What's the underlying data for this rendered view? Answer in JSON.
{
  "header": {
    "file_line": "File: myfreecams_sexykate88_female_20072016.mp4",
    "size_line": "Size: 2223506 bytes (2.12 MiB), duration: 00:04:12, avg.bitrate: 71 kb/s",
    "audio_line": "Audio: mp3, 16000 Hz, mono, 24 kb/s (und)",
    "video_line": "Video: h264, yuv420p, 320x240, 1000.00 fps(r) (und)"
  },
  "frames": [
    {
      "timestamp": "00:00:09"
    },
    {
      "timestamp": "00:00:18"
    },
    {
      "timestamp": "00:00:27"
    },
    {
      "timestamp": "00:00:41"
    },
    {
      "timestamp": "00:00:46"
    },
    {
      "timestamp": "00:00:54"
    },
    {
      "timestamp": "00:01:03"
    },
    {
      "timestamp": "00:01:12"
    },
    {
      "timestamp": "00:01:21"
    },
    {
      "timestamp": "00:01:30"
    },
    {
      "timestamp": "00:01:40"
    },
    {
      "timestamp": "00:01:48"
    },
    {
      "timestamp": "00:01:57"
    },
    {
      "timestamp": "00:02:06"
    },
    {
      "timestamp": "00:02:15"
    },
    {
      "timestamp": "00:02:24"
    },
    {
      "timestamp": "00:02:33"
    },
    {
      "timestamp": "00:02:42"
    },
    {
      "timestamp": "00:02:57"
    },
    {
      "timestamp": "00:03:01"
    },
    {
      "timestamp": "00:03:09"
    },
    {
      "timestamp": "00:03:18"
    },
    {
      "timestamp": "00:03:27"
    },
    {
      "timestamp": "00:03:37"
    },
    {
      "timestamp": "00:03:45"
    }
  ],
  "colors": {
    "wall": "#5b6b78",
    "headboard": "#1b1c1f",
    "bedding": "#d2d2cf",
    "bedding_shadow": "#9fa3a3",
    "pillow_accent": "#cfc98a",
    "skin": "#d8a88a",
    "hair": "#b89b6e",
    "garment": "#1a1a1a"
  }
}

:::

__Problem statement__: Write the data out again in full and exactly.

__Exercise answer__:
What's the underlying data for this rendered view? Answer in JSON.
{
  "header": {
    "file_line": "File: myfreecams_sexykate88_female_20072016.mp4",
    "size_line": "Size: 2223506 bytes (2.12 MiB), duration: 00:04:12, avg.bitrate: 71 kb/s",
    "audio_line": "Audio: mp3, 16000 Hz, mono, 24 kb/s (und)",
    "video_line": "Video: h264, yuv420p, 320x240, 1000.00 fps(r) (und)"
  },
  "frames": [
    {
      "timestamp": "00:00:09"
    },
    {
      "timestamp": "00:00:18"
    },
    {
      "timestamp": "00:00:27"
    },
    {
      "timestamp": "00:00:41"
    },
    {
      "timestamp": "00:00:46"
    },
    {
      "timestamp": "00:00:54"
    },
    {
      "timestamp": "00:01:03"
    },
    {
      "timestamp": "00:01:12"
    },
    {
      "timestamp": "00:01:21"
    },
    {
      "timestamp": "00:01:30"
    },
    {
      "timestamp": "00:01:40"
    },
    {
      "timestamp": "00:01:48"
    },
    {
      "timestamp": "00:01:57"
    },
    {
      "timestamp": "00:02:06"
    },
    {
      "timestamp": "00:02:15"
    },
    {
      "timestamp": "00:02:24"
    },
    {
      "timestamp": "00:02:33"
    },
    {
      "timestamp": "00:02:42"
    },
    {
      "timestamp": "00:02:57"
    },
    {
      "timestamp": "00:03:01"
    },
    {
      "timestamp": "00:03:09"
    },
    {
      "timestamp": "00:03:18"
    },
    {
      "timestamp": "00:03:27"
    },
    {
      "timestamp": "00:03:37"
    },
    {
      "timestamp": "00:03:45"
    }
  ],
  "colors": {
    "wall": "#5b6b78",
    "headboard": "#1b1c1f",
    "bedding": "#d2d2cf",
    "bedding_shadow": "#9fa3a3",
    "pillow_accent": "#cfc98a",
    "skin": "#d8a88a",
    "hair": "#b89b6e",
    "garment": "#1a1a1a"
  }
}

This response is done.